Data Granularity and Context

Consider how the granularity and context of data and associated metadata to help to inform your FAIR objectives.

  • Understand the granularity and context of the data as early as possible


The phenomenal growth of Life Science data makes it more important than ever to invest in support for the life cycle of data management which is enhanced by making the data FAIR, being Findable, Accessible. Interoperable and Reusable [1]. This method considers the granularity of data and the context of application to identify to inform the FAIR objectives. This will help to determine which Maturity Indicators are likely to be most important for improvement [2]. The method described here is designed to inform which FAIR Maturity Indicators are expected to be the most important to improve so that the data can be ingested by machine and human-assisted workflows for processing, storage, integration, finding and application [3,4], as illustrated in Figure 1 below.

Figure 1: Management of the FAIR data life cycle

How To

The following questions about granularity and context for the data and metdata should be considered, prior to making the data FAIR (FAIRification) either through a process of retrospective transformation or by proactive design. Multiple choice answers can be given but if a question prompts inprecise, uncertain or unknown answers then further study of feasibility will be required to gain more precise answers in an iterative manner from domain experts and other likely end users of the data. Analysis of these answers will foster the need for a Data Management Plan and help to determine the most valuable Maturity Indicators for making the data more FAIR.

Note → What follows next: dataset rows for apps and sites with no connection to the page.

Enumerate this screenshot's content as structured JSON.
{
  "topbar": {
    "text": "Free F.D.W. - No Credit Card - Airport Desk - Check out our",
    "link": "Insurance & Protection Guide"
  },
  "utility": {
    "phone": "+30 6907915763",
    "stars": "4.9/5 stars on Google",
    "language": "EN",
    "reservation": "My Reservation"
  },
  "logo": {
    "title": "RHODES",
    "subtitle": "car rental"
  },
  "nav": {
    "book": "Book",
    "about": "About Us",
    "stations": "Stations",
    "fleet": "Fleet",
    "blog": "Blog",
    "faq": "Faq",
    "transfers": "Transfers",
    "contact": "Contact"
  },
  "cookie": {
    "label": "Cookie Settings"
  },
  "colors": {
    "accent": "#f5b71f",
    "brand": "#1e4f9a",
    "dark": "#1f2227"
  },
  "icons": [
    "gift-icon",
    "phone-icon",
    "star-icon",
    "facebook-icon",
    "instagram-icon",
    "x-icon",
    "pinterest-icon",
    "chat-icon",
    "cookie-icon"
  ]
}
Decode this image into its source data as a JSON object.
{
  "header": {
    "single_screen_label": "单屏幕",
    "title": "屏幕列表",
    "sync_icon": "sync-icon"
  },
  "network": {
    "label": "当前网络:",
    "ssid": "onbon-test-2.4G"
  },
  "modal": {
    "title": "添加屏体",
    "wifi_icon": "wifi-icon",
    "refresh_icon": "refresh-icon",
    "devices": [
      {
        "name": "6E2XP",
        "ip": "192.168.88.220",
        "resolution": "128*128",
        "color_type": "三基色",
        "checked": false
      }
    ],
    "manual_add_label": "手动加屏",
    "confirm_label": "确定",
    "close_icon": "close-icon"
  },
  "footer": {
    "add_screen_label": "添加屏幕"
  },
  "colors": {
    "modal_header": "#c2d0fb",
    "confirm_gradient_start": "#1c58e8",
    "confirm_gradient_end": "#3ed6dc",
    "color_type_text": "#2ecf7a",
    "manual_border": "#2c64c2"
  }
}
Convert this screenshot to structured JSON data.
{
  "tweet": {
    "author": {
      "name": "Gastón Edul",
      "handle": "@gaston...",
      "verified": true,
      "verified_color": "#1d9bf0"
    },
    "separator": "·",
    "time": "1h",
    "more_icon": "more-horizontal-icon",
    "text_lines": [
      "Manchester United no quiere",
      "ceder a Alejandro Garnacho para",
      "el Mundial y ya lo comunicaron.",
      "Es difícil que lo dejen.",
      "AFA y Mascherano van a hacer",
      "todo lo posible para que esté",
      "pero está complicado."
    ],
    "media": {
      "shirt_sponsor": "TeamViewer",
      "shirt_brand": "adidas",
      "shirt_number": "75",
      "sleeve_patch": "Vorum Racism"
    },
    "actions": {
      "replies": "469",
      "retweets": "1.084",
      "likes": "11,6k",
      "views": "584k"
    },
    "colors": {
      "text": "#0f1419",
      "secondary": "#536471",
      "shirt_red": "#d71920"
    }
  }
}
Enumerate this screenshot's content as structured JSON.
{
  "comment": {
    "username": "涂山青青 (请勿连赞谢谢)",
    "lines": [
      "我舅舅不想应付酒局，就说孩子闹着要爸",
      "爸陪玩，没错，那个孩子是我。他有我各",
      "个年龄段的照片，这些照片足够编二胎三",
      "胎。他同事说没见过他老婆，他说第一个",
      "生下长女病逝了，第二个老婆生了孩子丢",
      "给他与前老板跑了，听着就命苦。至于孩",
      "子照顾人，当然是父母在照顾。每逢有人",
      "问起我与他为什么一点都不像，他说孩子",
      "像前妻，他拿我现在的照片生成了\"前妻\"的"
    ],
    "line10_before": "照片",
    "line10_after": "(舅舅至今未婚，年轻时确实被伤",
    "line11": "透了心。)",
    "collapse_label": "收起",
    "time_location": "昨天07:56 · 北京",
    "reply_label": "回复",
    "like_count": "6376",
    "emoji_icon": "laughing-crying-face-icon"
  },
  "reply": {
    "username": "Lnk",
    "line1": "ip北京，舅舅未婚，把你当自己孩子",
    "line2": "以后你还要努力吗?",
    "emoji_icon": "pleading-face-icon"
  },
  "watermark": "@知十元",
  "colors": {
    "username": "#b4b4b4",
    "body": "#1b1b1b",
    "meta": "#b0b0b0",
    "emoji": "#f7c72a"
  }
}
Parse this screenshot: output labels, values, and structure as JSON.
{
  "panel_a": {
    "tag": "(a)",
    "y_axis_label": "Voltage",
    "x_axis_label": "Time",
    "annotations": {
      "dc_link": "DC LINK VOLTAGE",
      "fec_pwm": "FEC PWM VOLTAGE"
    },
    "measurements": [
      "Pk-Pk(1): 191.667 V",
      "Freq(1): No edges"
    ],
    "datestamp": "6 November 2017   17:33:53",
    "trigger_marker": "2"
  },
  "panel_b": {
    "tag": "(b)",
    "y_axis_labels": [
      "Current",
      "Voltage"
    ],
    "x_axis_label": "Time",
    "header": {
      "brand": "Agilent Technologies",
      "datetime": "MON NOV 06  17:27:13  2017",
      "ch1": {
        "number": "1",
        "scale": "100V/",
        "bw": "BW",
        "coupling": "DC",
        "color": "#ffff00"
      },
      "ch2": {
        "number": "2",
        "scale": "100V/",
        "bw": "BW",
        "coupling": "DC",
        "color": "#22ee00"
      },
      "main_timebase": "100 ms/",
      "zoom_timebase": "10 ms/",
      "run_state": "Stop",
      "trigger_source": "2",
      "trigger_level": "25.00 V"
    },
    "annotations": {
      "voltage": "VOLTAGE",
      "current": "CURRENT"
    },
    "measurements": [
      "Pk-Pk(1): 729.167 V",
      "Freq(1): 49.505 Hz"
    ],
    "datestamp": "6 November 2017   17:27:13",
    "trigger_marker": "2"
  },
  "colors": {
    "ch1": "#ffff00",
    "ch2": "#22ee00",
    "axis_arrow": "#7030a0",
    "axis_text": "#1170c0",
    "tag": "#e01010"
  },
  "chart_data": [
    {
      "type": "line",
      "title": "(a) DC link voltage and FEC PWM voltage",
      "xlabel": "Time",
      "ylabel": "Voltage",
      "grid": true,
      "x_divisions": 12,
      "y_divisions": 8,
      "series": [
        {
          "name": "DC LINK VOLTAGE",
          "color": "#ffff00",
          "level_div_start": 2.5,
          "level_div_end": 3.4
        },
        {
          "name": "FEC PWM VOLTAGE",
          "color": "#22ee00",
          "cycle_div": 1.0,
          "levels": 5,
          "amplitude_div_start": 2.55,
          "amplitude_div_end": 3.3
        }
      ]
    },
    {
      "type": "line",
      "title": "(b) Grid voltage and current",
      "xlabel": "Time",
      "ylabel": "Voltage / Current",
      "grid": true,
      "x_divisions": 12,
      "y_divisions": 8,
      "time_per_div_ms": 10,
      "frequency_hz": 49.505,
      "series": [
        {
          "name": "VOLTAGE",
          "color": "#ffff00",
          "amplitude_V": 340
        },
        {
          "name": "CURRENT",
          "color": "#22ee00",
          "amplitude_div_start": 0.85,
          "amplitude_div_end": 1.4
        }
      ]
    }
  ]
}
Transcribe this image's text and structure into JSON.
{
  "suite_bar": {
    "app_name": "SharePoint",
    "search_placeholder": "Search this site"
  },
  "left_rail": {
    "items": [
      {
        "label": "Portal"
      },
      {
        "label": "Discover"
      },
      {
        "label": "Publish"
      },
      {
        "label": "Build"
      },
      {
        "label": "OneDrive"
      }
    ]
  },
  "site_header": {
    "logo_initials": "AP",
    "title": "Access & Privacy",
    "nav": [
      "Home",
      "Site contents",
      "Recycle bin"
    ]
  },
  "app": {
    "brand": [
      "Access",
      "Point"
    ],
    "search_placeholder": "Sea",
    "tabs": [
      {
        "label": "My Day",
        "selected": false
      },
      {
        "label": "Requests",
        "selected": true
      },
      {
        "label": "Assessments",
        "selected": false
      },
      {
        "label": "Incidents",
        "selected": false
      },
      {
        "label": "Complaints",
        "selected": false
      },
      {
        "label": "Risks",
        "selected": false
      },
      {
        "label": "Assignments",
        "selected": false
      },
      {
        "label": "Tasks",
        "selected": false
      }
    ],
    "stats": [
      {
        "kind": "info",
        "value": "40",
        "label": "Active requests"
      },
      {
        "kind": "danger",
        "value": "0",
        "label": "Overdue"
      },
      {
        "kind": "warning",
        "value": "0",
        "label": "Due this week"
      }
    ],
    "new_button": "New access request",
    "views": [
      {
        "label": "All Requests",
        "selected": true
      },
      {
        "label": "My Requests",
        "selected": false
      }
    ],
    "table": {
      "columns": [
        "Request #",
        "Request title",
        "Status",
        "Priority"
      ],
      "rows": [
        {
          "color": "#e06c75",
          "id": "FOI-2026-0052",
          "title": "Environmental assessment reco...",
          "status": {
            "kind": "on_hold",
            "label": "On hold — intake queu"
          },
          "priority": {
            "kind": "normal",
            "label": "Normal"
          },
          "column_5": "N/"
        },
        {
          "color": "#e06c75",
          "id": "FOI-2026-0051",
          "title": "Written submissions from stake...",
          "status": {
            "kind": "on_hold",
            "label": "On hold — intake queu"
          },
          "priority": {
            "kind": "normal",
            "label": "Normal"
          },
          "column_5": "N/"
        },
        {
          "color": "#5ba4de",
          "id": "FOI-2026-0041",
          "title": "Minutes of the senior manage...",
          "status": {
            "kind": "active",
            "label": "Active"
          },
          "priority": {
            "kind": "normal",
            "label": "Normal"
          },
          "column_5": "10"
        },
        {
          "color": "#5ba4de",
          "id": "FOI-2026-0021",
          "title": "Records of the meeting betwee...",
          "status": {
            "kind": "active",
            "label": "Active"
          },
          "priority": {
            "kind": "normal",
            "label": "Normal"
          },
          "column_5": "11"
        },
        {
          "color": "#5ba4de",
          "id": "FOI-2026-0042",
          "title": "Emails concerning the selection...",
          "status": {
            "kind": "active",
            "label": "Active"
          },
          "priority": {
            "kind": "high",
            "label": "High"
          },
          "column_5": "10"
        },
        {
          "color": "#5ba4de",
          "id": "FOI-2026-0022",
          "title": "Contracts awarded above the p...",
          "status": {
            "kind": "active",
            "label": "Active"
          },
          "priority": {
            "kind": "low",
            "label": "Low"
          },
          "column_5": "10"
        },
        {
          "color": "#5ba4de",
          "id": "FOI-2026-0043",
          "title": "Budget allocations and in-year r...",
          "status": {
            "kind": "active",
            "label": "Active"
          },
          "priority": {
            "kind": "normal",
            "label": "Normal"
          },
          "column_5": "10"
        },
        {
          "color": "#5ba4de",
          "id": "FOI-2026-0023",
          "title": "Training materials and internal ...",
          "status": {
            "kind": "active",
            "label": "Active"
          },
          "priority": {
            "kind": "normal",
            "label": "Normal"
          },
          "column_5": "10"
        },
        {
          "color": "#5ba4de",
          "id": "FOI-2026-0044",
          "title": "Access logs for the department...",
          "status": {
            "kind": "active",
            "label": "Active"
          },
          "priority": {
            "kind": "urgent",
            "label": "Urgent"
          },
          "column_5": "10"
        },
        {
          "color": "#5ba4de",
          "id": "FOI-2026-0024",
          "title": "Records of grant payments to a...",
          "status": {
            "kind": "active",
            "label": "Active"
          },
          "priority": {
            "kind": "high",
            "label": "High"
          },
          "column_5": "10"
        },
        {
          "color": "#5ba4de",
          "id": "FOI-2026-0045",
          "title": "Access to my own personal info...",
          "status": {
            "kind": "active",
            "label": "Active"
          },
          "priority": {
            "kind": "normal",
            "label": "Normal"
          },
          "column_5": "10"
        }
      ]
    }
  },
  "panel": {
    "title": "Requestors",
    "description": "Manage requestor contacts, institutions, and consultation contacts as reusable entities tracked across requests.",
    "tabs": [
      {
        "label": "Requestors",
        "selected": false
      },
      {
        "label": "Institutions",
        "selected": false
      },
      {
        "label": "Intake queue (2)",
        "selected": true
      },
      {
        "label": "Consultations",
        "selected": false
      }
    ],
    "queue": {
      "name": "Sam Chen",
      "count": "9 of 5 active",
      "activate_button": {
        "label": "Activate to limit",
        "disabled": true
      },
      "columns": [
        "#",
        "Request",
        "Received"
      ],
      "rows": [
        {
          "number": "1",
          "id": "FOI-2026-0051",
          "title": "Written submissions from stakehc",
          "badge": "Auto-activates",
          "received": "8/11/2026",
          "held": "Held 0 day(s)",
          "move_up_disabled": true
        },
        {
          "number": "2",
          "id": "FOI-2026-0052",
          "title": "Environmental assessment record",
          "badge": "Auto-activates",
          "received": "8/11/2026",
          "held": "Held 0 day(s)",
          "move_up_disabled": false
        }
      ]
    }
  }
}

  1. What levels of granularity are appropriate for the data and metadata?
    • a. Catalogue
    • b. Collection
    • c. Set
    • d. Type of content; e.g. raw, derived, numeric or categoric
    • e. Transformed
    • f. Unknown
      • Points to MIs for FINDABILITY
  2. What types of scientific competency question [4] are most important for the data and metadata?
    • a. Compound
    • b. Target
    • c. Pathway
    • d. Disease
    • e. Other
    • f. Unknown
  3. When will the data and metadata be reviewed for value?
    • a. How many years?
    • b. Is this longevity supported by a retention policy?
    • c. When will the data be archived or deleted?
    • d. How is the metadata supported as a permanent record of the science?
    • e. Unknown
      • Points to the need for a DATA MANAGEMENT PLAN
  4. Will the data and metadata need to be found by a web search engine?
    • a. Yes
    • b. No
    • c. Unknown
      • Points to MIs for FINDABILITY
  5. Who needs to access to the data and metadata?
    • a. Named individuals
    • b. Named groups
    • c. Name project or function
    • d. Organisation wide
    • e. External access by registered people
    • f. Public access by any individual
    • g. Unknown
      • Points to MIs for ACCESSIBILITY
  6. How important is it to integrate this dataset with other sources?
    • a. Important
    • b. Desirable
    • c. Unimportant
    • d. Unknown
  7. How precious is the dataset?
    • a. Rare and expensive
    • b. Rare or expensive
    • c. Common and cheap
    • d. Common or cheap
    • e. Unknown
      • Points to MIs for REUSABILITY
  8. What is the provenance for the data?
    • a. Reproduced by a trusted source
    • b. Published in a peer-reviewed journal
    • c. Assertion or claim
    • d. Unknown
      • Points to MIs for REUSABILITY
  9. Is there freedom to use the data?
    • a. Data is owned by the organisation
    • b. Usage license is available
    • c. Data is public but no license to define usage
    • d. Unknown
      • Points to MIs for REUSABILITY

References and Resources

  1. Wilkinson et al The FAIR Guiding Principles for scientific data management and stewardship. Scientific Data volume3, Article number: 160018
  2. Vogt, L. Levels and building blocks—toward a domain granularity framework for the life sciences. J Biomed Semant 10, 4 (2019).
  3. Griffin et al Best practice data life cycle approaches for the life sciences. Version 2. F1000Res. 2017 Aug 31 [revised 2018 Jun 4]; 6:1618.
  4. Azzaoui et al Scientific competency questions as the basis for semantically enriched open pharmacological space development. Drug Discovery Today. 2013 Sep;18(17-18):843-52.


At a Glance

Related methods
  • Granularity and context of the data should be considered early as possible
  • Scientist generating or collecting the data and metadata
  • Data steward
  • 1-2 day timeframe for gathering answers
  • Low to Medium

Top Tips

  • Inprecise, uncertain or unknown answers prompted by this set of questions requires further study of feasibility.
  • Domain experts and likely end users of the data should be consulted in an iterative manner to gain sufficiently precise answers.